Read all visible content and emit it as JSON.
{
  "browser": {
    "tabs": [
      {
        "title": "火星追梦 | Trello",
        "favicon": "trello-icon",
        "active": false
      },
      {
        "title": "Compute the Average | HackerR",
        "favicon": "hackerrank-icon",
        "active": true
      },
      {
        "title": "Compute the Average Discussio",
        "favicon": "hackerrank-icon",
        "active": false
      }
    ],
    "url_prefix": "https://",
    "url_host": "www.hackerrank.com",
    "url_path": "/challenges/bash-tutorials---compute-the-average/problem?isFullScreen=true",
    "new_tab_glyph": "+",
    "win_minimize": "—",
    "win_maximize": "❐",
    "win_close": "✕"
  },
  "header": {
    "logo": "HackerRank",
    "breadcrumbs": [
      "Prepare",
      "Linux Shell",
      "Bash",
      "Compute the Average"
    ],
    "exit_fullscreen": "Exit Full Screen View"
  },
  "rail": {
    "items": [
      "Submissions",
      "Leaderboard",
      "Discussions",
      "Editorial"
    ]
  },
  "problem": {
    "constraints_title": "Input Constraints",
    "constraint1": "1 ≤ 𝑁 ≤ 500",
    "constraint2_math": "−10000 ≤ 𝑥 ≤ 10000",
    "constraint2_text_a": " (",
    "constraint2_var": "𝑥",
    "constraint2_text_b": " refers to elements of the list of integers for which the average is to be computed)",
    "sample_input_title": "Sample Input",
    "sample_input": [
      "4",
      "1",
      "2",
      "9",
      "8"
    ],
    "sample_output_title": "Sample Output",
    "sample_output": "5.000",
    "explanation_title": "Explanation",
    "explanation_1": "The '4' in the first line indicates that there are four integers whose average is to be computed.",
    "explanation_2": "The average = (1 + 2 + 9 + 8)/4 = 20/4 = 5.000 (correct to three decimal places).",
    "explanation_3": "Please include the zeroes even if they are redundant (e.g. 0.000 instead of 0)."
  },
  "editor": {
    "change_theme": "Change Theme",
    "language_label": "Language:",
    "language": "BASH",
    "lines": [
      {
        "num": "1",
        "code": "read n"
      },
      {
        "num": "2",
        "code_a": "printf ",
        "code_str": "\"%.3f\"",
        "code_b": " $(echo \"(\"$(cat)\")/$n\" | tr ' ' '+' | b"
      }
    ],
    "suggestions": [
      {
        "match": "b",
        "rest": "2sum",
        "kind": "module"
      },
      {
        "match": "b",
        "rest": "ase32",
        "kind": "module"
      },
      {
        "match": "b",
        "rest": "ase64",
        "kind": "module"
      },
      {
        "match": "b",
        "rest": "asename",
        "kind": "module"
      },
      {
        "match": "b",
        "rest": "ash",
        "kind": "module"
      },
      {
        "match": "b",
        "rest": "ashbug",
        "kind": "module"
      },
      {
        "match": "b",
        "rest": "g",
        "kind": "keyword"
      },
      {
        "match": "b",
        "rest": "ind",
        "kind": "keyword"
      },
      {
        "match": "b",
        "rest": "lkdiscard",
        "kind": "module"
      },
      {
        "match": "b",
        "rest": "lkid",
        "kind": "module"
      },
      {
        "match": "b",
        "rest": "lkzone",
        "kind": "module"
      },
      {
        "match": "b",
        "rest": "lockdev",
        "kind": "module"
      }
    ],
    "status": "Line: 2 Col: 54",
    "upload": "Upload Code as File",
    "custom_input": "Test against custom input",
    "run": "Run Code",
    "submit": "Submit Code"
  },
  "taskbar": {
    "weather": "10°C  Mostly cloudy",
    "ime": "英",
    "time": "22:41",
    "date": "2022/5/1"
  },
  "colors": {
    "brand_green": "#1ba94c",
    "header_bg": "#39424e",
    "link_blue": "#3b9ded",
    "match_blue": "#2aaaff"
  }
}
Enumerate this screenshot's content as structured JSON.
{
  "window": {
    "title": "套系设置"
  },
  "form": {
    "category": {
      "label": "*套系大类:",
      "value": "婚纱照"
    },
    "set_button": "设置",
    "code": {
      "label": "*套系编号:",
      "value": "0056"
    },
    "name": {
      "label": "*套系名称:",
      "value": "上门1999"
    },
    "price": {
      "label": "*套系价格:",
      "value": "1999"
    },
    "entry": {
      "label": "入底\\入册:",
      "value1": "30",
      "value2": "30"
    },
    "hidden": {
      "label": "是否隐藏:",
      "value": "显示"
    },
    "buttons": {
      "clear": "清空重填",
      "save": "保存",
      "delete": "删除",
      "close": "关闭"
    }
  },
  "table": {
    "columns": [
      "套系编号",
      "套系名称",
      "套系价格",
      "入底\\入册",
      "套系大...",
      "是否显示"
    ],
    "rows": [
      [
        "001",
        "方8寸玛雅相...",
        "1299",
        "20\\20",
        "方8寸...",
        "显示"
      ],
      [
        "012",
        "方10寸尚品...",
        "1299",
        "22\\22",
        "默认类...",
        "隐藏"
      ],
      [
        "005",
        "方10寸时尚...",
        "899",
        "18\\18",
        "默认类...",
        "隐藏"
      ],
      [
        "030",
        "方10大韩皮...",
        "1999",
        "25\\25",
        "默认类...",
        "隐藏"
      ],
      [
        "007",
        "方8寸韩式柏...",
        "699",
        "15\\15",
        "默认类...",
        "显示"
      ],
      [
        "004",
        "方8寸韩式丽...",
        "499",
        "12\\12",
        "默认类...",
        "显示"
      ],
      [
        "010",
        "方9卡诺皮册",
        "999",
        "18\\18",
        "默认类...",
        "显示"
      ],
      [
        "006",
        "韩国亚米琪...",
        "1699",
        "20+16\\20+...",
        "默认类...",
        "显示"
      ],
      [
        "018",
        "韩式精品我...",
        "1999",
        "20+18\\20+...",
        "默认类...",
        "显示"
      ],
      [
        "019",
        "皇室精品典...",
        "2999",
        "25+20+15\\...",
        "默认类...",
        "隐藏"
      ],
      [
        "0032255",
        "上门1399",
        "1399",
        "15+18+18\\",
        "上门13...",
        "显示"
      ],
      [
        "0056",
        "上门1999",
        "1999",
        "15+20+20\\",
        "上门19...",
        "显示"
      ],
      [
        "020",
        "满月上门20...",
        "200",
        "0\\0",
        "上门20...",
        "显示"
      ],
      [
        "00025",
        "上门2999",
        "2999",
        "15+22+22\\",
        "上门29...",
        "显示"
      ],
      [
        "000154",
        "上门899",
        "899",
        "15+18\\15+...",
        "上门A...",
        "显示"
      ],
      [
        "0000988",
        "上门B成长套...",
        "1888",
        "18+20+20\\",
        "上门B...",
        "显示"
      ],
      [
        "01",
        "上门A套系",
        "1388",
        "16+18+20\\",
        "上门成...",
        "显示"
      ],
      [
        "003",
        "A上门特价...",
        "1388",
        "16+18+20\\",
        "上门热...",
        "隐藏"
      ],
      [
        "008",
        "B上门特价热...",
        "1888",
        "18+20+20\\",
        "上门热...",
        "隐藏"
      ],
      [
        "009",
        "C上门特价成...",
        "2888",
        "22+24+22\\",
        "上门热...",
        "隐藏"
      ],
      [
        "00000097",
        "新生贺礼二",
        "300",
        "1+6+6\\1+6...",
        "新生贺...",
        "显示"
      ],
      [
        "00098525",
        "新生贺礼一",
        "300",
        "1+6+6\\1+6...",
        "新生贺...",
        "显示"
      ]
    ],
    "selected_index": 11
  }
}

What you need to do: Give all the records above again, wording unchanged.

Reply to the task:
Read all visible content and emit it as JSON.
{
  "browser": {
    "tabs": [
      {
        "title": "火星追梦 | Trello",
        "favicon": "trello-icon",
        "active": false
      },
      {
        "title": "Compute the Average | HackerR",
        "favicon": "hackerrank-icon",
        "active": true
      },
      {
        "title": "Compute the Average Discussio",
        "favicon": "hackerrank-icon",
        "active": false
      }
    ],
    "url_prefix": "https://",
    "url_host": "www.hackerrank.com",
    "url_path": "/challenges/bash-tutorials---compute-the-average/problem?isFullScreen=true",
    "new_tab_glyph": "+",
    "win_minimize": "—",
    "win_maximize": "❐",
    "win_close": "✕"
  },
  "header": {
    "logo": "HackerRank",
    "breadcrumbs": [
      "Prepare",
      "Linux Shell",
      "Bash",
      "Compute the Average"
    ],
    "exit_fullscreen": "Exit Full Screen View"
  },
  "rail": {
    "items": [
      "Submissions",
      "Leaderboard",
      "Discussions",
      "Editorial"
    ]
  },
  "problem": {
    "constraints_title": "Input Constraints",
    "constraint1": "1 ≤ 𝑁 ≤ 500",
    "constraint2_math": "−10000 ≤ 𝑥 ≤ 10000",
    "constraint2_text_a": " (",
    "constraint2_var": "𝑥",
    "constraint2_text_b": " refers to elements of the list of integers for which the average is to be computed)",
    "sample_input_title": "Sample Input",
    "sample_input": [
      "4",
      "1",
      "2",
      "9",
      "8"
    ],
    "sample_output_title": "Sample Output",
    "sample_output": "5.000",
    "explanation_title": "Explanation",
    "explanation_1": "The '4' in the first line indicates that there are four integers whose average is to be computed.",
    "explanation_2": "The average = (1 + 2 + 9 + 8)/4 = 20/4 = 5.000 (correct to three decimal places).",
    "explanation_3": "Please include the zeroes even if they are redundant (e.g. 0.000 instead of 0)."
  },
  "editor": {
    "change_theme": "Change Theme",
    "language_label": "Language:",
    "language": "BASH",
    "lines": [
      {
        "num": "1",
        "code": "read n"
      },
      {
        "num": "2",
        "code_a": "printf ",
        "code_str": "\"%.3f\"",
        "code_b": " $(echo \"(\"$(cat)\")/$n\" | tr ' ' '+' | b"
      }
    ],
    "suggestions": [
      {
        "match": "b",
        "rest": "2sum",
        "kind": "module"
      },
      {
        "match": "b",
        "rest": "ase32",
        "kind": "module"
      },
      {
        "match": "b",
        "rest": "ase64",
        "kind": "module"
      },
      {
        "match": "b",
        "rest": "asename",
        "kind": "module"
      },
      {
        "match": "b",
        "rest": "ash",
        "kind": "module"
      },
      {
        "match": "b",
        "rest": "ashbug",
        "kind": "module"
      },
      {
        "match": "b",
        "rest": "g",
        "kind": "keyword"
      },
      {
        "match": "b",
        "rest": "ind",
        "kind": "keyword"
      },
      {
        "match": "b",
        "rest": "lkdiscard",
        "kind": "module"
      },
      {
        "match": "b",
        "rest": "lkid",
        "kind": "module"
      },
      {
        "match": "b",
        "rest": "lkzone",
        "kind": "module"
      },
      {
        "match": "b",
        "rest": "lockdev",
        "kind": "module"
      }
    ],
    "status": "Line: 2 Col: 54",
    "upload": "Upload Code as File",
    "custom_input": "Test against custom input",
    "run": "Run Code",
    "submit": "Submit Code"
  },
  "taskbar": {
    "weather": "10°C  Mostly cloudy",
    "ime": "英",
    "time": "22:41",
    "date": "2022/5/1"
  },
  "colors": {
    "brand_green": "#1ba94c",
    "header_bg": "#39424e",
    "link_blue": "#3b9ded",
    "match_blue": "#2aaaff"
  }
}
Enumerate this screenshot's content as structured JSON.
{
  "window": {
    "title": "套系设置"
  },
  "form": {
    "category": {
      "label": "*套系大类:",
      "value": "婚纱照"
    },
    "set_button": "设置",
    "code": {
      "label": "*套系编号:",
      "value": "0056"
    },
    "name": {
      "label": "*套系名称:",
      "value": "上门1999"
    },
    "price": {
      "label": "*套系价格:",
      "value": "1999"
    },
    "entry": {
      "label": "入底\\入册:",
      "value1": "30",
      "value2": "30"
    },
    "hidden": {
      "label": "是否隐藏:",
      "value": "显示"
    },
    "buttons": {
      "clear": "清空重填",
      "save": "保存",
      "delete": "删除",
      "close": "关闭"
    }
  },
  "table": {
    "columns": [
      "套系编号",
      "套系名称",
      "套系价格",
      "入底\\入册",
      "套系大...",
      "是否显示"
    ],
    "rows": [
      [
        "001",
        "方8寸玛雅相...",
        "1299",
        "20\\20",
        "方8寸...",
        "显示"
      ],
      [
        "012",
        "方10寸尚品...",
        "1299",
        "22\\22",
        "默认类...",
        "隐藏"
      ],
      [
        "005",
        "方10寸时尚...",
        "899",
        "18\\18",
        "默认类...",
        "隐藏"
      ],
      [
        "030",
        "方10大韩皮...",
        "1999",
        "25\\25",
        "默认类...",
        "隐藏"
      ],
      [
        "007",
        "方8寸韩式柏...",
        "699",
        "15\\15",
        "默认类...",
        "显示"
      ],
      [
        "004",
        "方8寸韩式丽...",
        "499",
        "12\\12",
        "默认类...",
        "显示"
      ],
      [
        "010",
        "方9卡诺皮册",
        "999",
        "18\\18",
        "默认类...",
        "显示"
      ],
      [
        "006",
        "韩国亚米琪...",
        "1699",
        "20+16\\20+...",
        "默认类...",
        "显示"
      ],
      [
        "018",
        "韩式精品我...",
        "1999",
        "20+18\\20+...",
        "默认类...",
        "显示"
      ],
      [
        "019",
        "皇室精品典...",
        "2999",
        "25+20+15\\...",
        "默认类...",
        "隐藏"
      ],
      [
        "0032255",
        "上门1399",
        "1399",
        "15+18+18\\",
        "上门13...",
        "显示"
      ],
      [
        "0056",
        "上门1999",
        "1999",
        "15+20+20\\",
        "上门19...",
        "显示"
      ],
      [
        "020",
        "满月上门20...",
        "200",
        "0\\0",
        "上门20...",
        "显示"
      ],
      [
        "00025",
        "上门2999",
        "2999",
        "15+22+22\\",
        "上门29...",
        "显示"
      ],
      [
        "000154",
        "上门899",
        "899",
        "15+18\\15+...",
        "上门A...",
        "显示"
      ],
      [
        "0000988",
        "上门B成长套...",
        "1888",
        "18+20+20\\",
        "上门B...",
        "显示"
      ],
      [
        "01",
        "上门A套系",
        "1388",
        "16+18+20\\",
        "上门成...",
        "显示"
      ],
      [
        "003",
        "A上门特价...",
        "1388",
        "16+18+20\\",
        "上门热...",
        "隐藏"
      ],
      [
        "008",
        "B上门特价热...",
        "1888",
        "18+20+20\\",
        "上门热...",
        "隐藏"
      ],
      [
        "009",
        "C上门特价成...",
        "2888",
        "22+24+22\\",
        "上门热...",
        "隐藏"
      ],
      [
        "00000097",
        "新生贺礼二",
        "300",
        "1+6+6\\1+6...",
        "新生贺...",
        "显示"
      ],
      [
        "00098525",
        "新生贺礼一",
        "300",
        "1+6+6\\1+6...",
        "新生贺...",
        "显示"
      ]
    ],
    "selected_index": 11
  }
}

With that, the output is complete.